KB: Absolutely. I got to that first training camp in Connecticut about three days before our first game. I was learning everything on the fly, I was trying to figure things out, I was trying to get chemistry down, trying to get off European jet lag—it was just a lot. And so to be able to come into training camp last year on time with everybody from day one, I was a lot more comfortable. And I’m a creature of habit. I love being comfortable. I do understand there are times when you’re not going to be comfortable, but I am at my best when I’m able to relax and just go with the flow and get into a rhythm. To be in training camp on time and to see everything from day one, it was a big help. And it helped that I had already played in the same system, so it was good.

SLAM: You played with an upstart team in Turkey this past season. How was that experience?

KB: That was rather interesting for me. The good thing was I was able to play with Alyssa [Thomas], so we were teammates again. We also had Tiffany Hayes on our team. It’s interesting when you go and play in Europe because sometimes you can end up on any kind of team with any kind of coach with any kind of anything. At the end of the day, it was a really good, growing experience for me because it’s the first time I’ve been on a team in Europe that wasn’t very successful. We qualified to stay in the league, but be did not make the playoffs. To go from the two previous years winning the entire league to not making the playoffs was really interesting to me. But it helped me understand that you have to persevere. You have to keep fighting, you have to keep going to work every day no matter what. And I struggled, and we had a coaching change in the middle of the season, and there were a lot of different things going on. It helped me understand the other side of basketball overseas. And so, I’m home. I’m actually home in Houston now, so I will be returning to training camp on time again this year. So I’m really excited about this season.

SLAM: Are we going to see you shooting threes a little bit this year?

KB: [Laughs] I think you can look forward to that. I’ve talked to our coach Curt [Miller], and he’s kind of said, “We’re going to need you to step out and knock it down a little bit.” So I have been working on that. I’m still going to get on the block, and I’m still going to love that contact. That’s still going to be my bread and butter, but I am looking to add a little bit more versatility and ultimately, getting us over that hump and getting us into the playoffs. It’s been a long time, and our fan base is so loyal and so deserving of the postseason. If they need to run through a wall or sit on the goal, that’s what I’m doing so we can get into those playoffs.

SLAM: Have you and Coach Curt talked specially about what your role will be this year?

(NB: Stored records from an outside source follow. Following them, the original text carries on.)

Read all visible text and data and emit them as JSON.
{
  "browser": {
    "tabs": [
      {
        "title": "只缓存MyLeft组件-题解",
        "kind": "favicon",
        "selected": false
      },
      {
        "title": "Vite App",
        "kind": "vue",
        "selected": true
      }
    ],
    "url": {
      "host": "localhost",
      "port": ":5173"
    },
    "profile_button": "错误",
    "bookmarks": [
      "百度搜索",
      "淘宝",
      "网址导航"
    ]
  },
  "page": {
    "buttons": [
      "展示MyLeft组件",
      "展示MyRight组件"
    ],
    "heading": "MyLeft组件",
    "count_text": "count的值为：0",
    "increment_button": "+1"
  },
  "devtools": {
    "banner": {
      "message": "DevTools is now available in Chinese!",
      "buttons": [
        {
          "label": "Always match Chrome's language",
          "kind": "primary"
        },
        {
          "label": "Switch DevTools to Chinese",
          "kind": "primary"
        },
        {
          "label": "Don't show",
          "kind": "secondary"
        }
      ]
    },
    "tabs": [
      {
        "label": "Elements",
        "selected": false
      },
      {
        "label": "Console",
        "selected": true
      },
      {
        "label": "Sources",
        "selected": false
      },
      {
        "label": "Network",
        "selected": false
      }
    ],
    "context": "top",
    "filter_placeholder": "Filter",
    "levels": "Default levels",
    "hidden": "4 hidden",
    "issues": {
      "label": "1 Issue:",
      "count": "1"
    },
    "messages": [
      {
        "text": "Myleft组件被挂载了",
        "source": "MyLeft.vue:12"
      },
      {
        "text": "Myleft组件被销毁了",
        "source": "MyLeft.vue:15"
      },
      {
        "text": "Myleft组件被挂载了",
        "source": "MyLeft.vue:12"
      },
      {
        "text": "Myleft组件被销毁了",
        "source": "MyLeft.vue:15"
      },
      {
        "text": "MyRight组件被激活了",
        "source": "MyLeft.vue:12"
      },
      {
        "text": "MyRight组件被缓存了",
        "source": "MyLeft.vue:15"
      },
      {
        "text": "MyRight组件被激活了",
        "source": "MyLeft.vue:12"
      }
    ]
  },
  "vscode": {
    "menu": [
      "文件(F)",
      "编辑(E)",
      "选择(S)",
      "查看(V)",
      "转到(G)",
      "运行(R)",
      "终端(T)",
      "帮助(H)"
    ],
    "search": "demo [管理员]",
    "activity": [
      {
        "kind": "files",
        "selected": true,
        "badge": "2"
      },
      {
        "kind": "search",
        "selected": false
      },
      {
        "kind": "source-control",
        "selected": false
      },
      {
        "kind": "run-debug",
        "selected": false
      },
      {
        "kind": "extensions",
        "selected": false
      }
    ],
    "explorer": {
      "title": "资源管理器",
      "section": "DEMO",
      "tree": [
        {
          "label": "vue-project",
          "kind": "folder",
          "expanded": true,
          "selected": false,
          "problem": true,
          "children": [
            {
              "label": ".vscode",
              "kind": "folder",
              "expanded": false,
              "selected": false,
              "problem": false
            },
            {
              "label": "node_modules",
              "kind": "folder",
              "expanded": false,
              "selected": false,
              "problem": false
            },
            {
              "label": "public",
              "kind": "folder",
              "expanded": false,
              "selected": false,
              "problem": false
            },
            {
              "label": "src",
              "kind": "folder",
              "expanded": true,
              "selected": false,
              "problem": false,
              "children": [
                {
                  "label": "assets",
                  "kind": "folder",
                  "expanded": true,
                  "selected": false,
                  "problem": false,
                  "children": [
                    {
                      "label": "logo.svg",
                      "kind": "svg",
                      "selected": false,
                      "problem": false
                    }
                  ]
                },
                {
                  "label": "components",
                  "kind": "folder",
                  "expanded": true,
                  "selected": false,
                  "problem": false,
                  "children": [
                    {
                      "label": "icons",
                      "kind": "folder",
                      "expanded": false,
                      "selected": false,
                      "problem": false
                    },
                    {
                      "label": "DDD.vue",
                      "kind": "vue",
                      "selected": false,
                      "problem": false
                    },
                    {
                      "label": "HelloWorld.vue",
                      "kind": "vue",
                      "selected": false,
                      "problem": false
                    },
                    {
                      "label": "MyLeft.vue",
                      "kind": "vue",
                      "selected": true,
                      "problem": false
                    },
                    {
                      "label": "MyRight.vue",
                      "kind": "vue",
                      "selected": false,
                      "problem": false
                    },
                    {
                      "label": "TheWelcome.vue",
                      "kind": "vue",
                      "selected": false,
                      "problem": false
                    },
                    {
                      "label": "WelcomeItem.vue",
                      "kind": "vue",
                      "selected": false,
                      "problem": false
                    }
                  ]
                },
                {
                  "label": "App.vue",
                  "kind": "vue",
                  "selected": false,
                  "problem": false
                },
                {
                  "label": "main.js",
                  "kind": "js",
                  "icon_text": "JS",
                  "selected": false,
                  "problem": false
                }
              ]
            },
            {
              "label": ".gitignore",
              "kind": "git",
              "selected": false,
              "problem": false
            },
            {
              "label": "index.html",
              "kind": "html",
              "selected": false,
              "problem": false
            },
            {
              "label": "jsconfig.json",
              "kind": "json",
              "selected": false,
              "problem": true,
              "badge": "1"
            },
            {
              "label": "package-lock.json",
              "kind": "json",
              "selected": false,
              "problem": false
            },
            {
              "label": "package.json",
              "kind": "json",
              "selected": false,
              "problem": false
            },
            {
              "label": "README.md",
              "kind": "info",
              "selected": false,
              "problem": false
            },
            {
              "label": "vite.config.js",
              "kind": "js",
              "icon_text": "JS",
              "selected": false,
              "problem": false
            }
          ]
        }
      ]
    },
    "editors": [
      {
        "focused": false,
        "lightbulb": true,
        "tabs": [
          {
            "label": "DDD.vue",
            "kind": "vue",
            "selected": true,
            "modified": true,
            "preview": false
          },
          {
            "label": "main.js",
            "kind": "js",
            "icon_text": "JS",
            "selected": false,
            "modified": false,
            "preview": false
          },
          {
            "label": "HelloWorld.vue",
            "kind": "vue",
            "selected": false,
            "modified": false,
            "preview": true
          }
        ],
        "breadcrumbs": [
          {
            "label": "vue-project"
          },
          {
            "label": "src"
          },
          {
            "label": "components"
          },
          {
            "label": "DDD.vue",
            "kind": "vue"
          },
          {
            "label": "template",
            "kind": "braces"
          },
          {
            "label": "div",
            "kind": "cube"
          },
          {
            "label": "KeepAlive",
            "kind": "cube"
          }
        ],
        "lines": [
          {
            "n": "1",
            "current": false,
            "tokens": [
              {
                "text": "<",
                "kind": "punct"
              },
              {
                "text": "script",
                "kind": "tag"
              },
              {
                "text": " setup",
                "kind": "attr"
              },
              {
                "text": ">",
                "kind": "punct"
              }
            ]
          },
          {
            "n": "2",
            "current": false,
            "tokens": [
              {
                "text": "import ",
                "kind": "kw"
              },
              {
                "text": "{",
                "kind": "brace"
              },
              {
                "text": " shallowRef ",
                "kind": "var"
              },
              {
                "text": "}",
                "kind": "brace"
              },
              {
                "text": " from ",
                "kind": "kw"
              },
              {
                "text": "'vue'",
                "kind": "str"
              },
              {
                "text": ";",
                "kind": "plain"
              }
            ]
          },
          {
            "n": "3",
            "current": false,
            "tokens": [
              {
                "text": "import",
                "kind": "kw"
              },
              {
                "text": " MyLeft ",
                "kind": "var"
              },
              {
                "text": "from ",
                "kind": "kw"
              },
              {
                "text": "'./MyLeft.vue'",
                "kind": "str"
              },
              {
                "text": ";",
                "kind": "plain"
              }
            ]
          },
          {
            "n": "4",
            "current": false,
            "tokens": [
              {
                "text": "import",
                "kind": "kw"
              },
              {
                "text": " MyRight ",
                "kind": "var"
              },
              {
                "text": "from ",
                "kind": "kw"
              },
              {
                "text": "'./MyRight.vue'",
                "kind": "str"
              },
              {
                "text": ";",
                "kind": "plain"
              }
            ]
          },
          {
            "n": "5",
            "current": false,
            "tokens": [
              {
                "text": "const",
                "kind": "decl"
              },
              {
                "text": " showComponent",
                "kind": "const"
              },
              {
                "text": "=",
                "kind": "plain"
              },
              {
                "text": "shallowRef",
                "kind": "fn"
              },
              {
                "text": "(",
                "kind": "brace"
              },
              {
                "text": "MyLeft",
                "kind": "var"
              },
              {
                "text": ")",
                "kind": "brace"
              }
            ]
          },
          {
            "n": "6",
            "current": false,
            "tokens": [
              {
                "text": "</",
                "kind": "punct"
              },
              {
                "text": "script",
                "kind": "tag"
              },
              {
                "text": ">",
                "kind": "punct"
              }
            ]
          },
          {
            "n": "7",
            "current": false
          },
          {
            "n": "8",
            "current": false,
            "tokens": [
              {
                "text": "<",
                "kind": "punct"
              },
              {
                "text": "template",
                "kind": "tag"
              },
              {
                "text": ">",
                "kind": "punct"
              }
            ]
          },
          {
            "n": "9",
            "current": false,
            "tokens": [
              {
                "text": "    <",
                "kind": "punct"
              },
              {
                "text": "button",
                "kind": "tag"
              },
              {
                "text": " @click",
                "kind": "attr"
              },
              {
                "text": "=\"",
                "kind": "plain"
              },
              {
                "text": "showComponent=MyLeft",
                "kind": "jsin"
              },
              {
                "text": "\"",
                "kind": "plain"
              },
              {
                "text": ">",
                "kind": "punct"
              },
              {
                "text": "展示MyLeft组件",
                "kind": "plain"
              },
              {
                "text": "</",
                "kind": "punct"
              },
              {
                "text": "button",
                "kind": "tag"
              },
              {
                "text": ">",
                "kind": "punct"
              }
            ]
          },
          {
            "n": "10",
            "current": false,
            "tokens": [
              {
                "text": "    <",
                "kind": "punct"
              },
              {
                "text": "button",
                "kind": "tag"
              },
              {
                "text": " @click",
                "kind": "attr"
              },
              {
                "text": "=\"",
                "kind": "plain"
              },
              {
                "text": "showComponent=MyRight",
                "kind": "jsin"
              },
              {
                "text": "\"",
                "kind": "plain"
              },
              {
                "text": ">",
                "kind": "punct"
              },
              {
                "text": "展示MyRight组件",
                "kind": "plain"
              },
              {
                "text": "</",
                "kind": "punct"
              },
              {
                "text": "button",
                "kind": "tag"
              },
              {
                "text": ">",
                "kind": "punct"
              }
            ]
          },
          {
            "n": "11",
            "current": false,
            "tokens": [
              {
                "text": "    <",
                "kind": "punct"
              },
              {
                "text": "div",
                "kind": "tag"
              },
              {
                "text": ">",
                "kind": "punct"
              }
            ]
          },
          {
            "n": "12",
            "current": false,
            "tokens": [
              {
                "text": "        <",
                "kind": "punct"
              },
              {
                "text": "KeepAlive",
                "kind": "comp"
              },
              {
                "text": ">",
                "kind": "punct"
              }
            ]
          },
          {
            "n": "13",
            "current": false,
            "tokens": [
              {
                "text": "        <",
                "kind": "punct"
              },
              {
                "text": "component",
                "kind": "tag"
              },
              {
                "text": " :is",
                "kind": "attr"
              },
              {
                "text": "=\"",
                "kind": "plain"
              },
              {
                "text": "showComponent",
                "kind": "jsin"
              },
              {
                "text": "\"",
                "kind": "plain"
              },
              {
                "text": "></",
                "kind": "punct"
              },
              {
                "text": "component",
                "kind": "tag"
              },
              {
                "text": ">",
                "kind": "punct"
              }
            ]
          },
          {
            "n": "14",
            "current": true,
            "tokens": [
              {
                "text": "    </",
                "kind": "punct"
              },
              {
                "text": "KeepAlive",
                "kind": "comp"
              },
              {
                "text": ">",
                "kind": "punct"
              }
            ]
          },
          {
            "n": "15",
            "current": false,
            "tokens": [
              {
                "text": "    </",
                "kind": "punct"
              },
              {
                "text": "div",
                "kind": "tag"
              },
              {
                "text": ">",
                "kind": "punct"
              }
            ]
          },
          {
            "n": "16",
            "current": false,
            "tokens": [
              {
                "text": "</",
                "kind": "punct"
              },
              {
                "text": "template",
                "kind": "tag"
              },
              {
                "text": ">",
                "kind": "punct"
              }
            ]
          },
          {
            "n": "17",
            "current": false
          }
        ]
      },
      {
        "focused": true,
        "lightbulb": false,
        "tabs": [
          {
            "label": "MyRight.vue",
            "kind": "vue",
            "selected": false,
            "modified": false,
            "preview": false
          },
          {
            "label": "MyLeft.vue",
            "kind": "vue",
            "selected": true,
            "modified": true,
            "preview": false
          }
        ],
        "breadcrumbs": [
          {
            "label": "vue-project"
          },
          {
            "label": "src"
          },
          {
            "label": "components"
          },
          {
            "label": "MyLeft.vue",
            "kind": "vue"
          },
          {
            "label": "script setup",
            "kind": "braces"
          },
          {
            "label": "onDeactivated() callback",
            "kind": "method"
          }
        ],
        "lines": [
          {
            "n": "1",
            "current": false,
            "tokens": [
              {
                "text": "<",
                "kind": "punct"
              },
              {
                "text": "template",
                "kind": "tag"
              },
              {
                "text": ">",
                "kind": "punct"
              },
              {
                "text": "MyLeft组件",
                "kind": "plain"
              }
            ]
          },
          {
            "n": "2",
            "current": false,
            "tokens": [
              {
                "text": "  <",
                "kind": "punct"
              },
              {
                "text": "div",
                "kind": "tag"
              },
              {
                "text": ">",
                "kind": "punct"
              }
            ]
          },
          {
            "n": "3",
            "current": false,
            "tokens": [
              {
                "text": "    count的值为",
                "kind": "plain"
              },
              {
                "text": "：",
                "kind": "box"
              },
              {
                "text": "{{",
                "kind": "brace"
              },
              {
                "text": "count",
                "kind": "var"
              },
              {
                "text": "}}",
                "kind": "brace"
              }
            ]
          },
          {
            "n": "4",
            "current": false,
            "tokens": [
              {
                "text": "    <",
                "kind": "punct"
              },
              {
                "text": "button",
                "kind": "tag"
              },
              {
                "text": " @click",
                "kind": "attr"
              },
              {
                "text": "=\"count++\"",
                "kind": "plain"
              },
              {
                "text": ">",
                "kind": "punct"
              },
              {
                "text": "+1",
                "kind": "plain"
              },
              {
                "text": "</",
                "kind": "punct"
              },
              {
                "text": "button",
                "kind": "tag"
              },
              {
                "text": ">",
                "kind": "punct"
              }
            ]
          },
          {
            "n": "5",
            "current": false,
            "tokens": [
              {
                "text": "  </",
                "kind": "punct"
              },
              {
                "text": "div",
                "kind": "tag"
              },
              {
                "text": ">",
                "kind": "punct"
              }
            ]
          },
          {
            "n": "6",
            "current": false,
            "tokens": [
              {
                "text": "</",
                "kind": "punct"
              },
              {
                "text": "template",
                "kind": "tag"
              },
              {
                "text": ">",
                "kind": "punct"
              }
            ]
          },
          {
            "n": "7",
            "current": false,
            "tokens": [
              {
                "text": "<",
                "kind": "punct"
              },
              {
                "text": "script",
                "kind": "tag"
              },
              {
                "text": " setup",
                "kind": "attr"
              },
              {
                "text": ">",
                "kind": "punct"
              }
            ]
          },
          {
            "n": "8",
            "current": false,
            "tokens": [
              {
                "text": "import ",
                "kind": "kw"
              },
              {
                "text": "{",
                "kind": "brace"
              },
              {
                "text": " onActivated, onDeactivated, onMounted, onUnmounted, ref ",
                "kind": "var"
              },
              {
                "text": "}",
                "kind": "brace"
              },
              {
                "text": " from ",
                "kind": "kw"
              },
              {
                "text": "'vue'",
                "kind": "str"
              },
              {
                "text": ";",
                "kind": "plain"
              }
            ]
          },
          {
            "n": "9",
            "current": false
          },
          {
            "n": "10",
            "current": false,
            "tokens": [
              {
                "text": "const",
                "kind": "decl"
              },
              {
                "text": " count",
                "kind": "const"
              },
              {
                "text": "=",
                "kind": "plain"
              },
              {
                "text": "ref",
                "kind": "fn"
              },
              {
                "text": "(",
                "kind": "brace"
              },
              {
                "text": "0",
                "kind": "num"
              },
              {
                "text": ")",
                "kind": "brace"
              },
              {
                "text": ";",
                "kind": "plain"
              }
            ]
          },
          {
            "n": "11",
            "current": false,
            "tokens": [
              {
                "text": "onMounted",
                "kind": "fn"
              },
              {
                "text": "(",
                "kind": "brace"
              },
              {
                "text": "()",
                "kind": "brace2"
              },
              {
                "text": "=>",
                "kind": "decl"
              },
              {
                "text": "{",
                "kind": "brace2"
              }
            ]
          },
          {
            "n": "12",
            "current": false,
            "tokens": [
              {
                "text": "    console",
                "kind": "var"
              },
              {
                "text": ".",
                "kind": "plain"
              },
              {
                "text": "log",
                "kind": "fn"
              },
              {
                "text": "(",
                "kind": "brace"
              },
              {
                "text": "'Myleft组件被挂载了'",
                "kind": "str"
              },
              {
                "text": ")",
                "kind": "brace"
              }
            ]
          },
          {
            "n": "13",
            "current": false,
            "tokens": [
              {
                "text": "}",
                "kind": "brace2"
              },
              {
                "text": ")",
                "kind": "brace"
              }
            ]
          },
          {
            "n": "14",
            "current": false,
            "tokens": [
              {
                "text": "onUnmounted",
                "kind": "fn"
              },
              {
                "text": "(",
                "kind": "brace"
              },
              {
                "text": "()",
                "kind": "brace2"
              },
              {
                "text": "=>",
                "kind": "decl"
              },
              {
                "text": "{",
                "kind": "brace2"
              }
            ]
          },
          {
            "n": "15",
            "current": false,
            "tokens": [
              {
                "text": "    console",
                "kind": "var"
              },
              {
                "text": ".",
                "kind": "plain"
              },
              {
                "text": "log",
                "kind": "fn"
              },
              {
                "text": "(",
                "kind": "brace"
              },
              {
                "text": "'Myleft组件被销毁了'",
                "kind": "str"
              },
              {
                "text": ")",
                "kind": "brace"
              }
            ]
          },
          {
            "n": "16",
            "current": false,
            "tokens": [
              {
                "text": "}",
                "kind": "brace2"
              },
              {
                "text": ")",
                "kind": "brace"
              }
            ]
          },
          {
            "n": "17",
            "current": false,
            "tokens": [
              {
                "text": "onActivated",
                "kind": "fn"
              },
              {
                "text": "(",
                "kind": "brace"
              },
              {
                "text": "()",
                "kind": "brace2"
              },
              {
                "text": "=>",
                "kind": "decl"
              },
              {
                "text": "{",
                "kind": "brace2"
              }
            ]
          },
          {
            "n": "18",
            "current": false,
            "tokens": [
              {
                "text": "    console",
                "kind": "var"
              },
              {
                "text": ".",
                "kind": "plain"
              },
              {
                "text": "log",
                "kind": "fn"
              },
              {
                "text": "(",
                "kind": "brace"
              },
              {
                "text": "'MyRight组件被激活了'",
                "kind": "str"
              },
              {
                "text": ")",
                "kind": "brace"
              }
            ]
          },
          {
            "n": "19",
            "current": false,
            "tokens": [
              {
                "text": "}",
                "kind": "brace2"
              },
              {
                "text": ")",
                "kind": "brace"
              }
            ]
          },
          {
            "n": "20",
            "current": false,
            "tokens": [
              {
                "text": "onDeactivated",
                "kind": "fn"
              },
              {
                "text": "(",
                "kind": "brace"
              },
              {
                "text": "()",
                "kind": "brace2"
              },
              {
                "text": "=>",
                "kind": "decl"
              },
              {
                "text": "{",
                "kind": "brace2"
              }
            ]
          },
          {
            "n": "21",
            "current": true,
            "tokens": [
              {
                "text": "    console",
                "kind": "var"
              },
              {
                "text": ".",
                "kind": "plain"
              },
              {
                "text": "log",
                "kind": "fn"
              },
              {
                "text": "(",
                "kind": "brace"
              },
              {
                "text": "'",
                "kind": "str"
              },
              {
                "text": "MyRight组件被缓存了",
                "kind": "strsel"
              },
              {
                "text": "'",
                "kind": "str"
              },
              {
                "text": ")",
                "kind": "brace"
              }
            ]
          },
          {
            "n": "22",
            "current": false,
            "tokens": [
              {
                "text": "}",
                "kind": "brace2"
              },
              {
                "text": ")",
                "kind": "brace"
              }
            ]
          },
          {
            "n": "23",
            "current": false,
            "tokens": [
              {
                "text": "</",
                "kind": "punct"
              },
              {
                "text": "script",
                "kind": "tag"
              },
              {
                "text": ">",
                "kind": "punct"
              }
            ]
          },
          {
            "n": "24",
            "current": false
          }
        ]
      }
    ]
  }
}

KB: Yeah. He’s super energetic about this season, and that’s so refreshing. He’s really excited. He’s ready to get the ball rolling. We talk a couple times a week. He wants us to be an up-and-down, high-scoring team. He loves the fact that I can get on the block and that’s where I want to be. We had a couple conversations about me shooting the three. But overall, we’re trying to get this team to the playoffs. And that’s our goal, and that’s our focus, and we’re going to take it one day at a time. We know it’s a marathon, not a sprint, but at the end of the day, that is the goal.

SLAM: The team started off hot last season and was eventually derailed by injuries. Do you think this team, now that it’s healthy, can have a breakout year this season?

KB: Absolutely. When you talk about the way we started last season, and then we were derailed by injuries. But at the end of the day, we’re still young. We’re probably still the youngest team in the league. We’re a lot more experienced now. We have a lot more experience playing together. We understand each other. And to add a couple key pieces in this draft, with this draft class, we’re going to be right on the right path. If we can all stay together and stay focused and, god willing, we’re injury free, we’ll be fine.